In mid-July, Rep. Bobby Rush (D-Ill.) introduced the BEST PRACTICES Act, a bill ostensibly aimed at enhancing online privacy by imposing stringent new rules on companies that collect and store individual data. Yet such a command-and-control approach is misguided. “Natural competitive outcomes in the online privacy arena cannot properly emerge in a world in which government policies discourage responsible data collection altogether,” argued CEI Vice President for Policy Wayne Crews. “Today, businesses increasingly compete to deliver technologies that enhance our privacy and security. At the same time, information sharing also enables firms to sell us the things we want. This seeming tension is perfectly natural—privacy is a complex relationship that varies from person to person, not a ‘thing’ for governments to specify for anyone beforehand.”
THE UGLY: “Climategate” Investigation Yields Whitewash Report

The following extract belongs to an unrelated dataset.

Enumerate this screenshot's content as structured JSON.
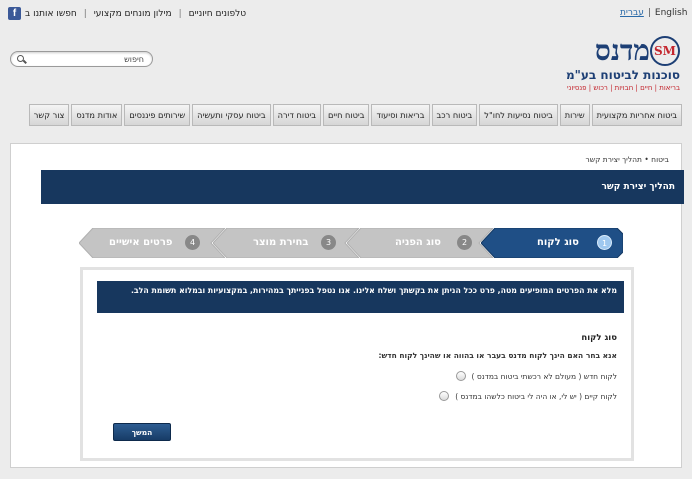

After emails from the University of East Anglia’s Climatic Research Unit (CRU) were leaked last November—in which top climate scientists were shown illegally conspiring against politically disfavored scientists and discussing the manipulation of data—the resulting firestorm led to the creation of an investigatory commission. Predictably, the commission was largely comprised of climate alarmists and friends of the accused, so the ultimate exoneration of those concerned should not be surprising. On the release of the Muir Russell report, CEI Director of Energy and Global Warming Policy Myron Ebell said, “The committee relied almost entirely on the testimony of those implicated in the scandal or those who have a vested interest in defending the establishment view of global warming. The critics of the CRU with the most expertise were not interviewed.” Ebell also noted that the whitewash is unlikely to succeed in sweeping some of the more damning evidence under the rug because it “is simply too obvious and too strong to cover up.”